- A major part of the contribution from liver disease relates to hepatitis C. In 2016 the CDC announced that Hepatitis C-related deaths had reached an all-time high in 2014, surpassing the total combined deaths from 60 other relatively common infectious diseases (such as HIV, pneumococcal disease and tuberculosis). The sharp recent increase (a doubling in new cases of hepatitis C infection from 2010 to 2014) is partly attributable to more injectable drug use. The lack of obvious symptoms has led to worries that the real underlying problem may be more severe than is yet appreciated.
- There is a further contribution to liver disease from increasing alcohol usage in women.
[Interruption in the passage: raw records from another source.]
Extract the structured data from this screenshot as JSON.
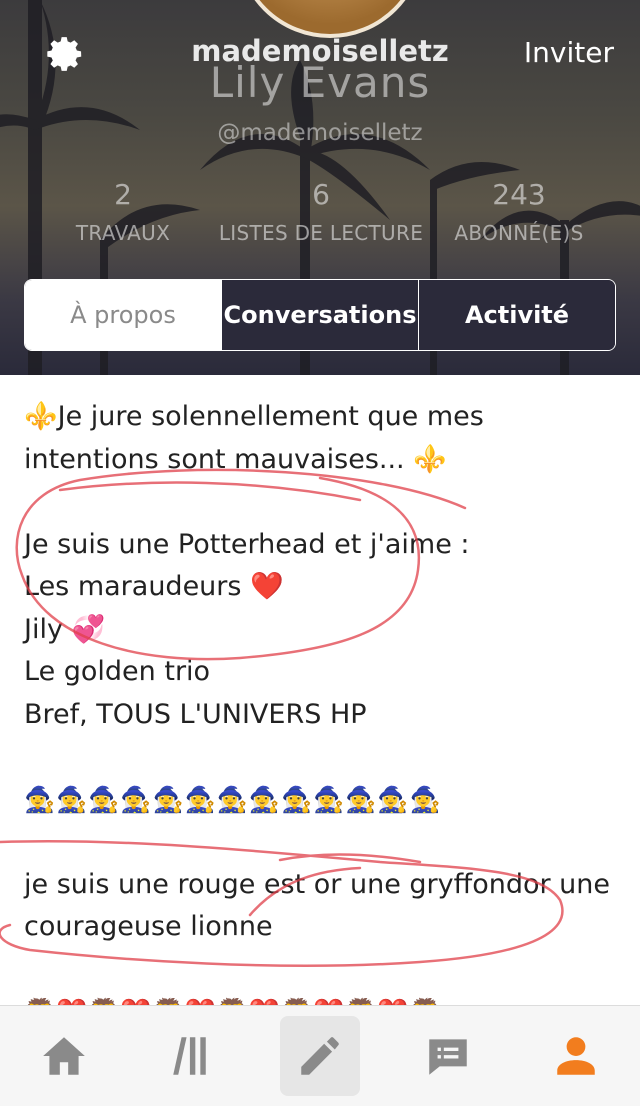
{
  "profile": {
    "username": "mademoiselletz",
    "display_name": "Lily Evans",
    "handle": "@mademoiselletz",
    "invite_label": "Inviter"
  },
  "stats": [
    {
      "value": "2",
      "label": "TRAVAUX"
    },
    {
      "value": "6",
      "label": "LISTES DE LECTURE"
    },
    {
      "value": "243",
      "label": "ABONNÉ(E)S"
    }
  ],
  "tabs": [
    {
      "label": "À propos",
      "selected": true
    },
    {
      "label": "Conversations",
      "selected": false
    },
    {
      "label": "Activité",
      "selected": false
    }
  ],
  "about": {
    "lines": [
      "⚜️Je jure solennellement que mes",
      "intentions sont mauvaises... ⚜️",
      "",
      "Je suis une Potterhead et j'aime :",
      "Les maraudeurs ❤️",
      "Jily 💞",
      "Le golden trio",
      "Bref, TOUS L'UNIVERS HP",
      "",
      "🧙‍♀️🧙‍♀️🧙‍♀️🧙‍♀️🧙‍♀️🧙‍♀️🧙‍♀️🧙‍♀️🧙‍♀️🧙‍♀️🧙‍♀️🧙‍♀️🧙‍♀️",
      "",
      " je suis une rouge est or une gryffondor une",
      "courageuse lionne",
      "",
      "🦁❤️🦁❤️🦁❤️🦁❤️🦁❤️🦁❤️🦁"
    ]
  },
  "nav": [
    {
      "icon": "home-icon",
      "active": false
    },
    {
      "icon": "library-icon",
      "active": false
    },
    {
      "icon": "write-icon",
      "active": false
    },
    {
      "icon": "messages-icon",
      "active": false
    },
    {
      "icon": "profile-icon",
      "active": true
    }
  ],
  "colors": {
    "accent": "#f27d1e",
    "nav_icon": "#8a8a8a",
    "header_dark": "#2b2a3a",
    "annotation_ink": "#e0404a"
  }
}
In 2013, more than a million women in the USA wound up in emergency rooms as a result of heavy drinking, with women in middle age apparently the most likely to suffer severe intoxication. According to The Washington Post, the rate of alcohol-related deaths for white women ages 35 to 54 has more than doubled since 1999, accounting for 8% of deaths in that age group in 2015.
2016 has also seen growing realisation in the US of the existence of a material gap in mortality improvements between higher and lower ends of the socio-economic spectrum, including studies that show differing trends in life expectancy from 1980-2010 for different income quintiles. Our analysis of these studies indicates an approximately 2% difference in improvement between top and bottom quintiles for age 50.
The Zika crisis
Finally, let’s look at global threats from disease, and in particular the disease epidemic that made the most headlines in 2016 - Zika.
The Zika virus has actually been known since 1947, when it was first isolated in the Zika Forest of Uganda (hence its name). Zika virus is related to dengue, yellow fever, Japanese encephalitis, and West Nile viruses. It is transmitted by daytime-active mosquitoes, although the transmission mechanism has now been seen to include sexual transmission.
After consideration of a number of microcephaly cases (and other neurological disorders) linked to the Zika virus, primarily in French Polynesia and Brazil, the World Health Organisation (‘WHO’) declared a Public Health Emergency in February 2016. Although the virus is not associated with adult deaths, the prospect of natal deformity in pregnant women caused widespread concern, particularly in the US because of proximity to South America and for those involved in the Rio Olympics. Cases in Europe have been rare, with Spain being the only country with a material number of cases.
In positive news, the WHO removed the Public Health Emergency status in November, as it was no longer felt appropriate given the understanding gained since February’s ‘panic’. This is reassuring given that there are at present no vaccines or cures are available.
Thinking about the implications for actuaries, it is expected the mortality / longevity impact of the Zika virus will be negligible, but there may be some increase to Critical Illness claims through Guilllain-Barré syndrome, associated with Zika.
This article was originally published by The Actuary.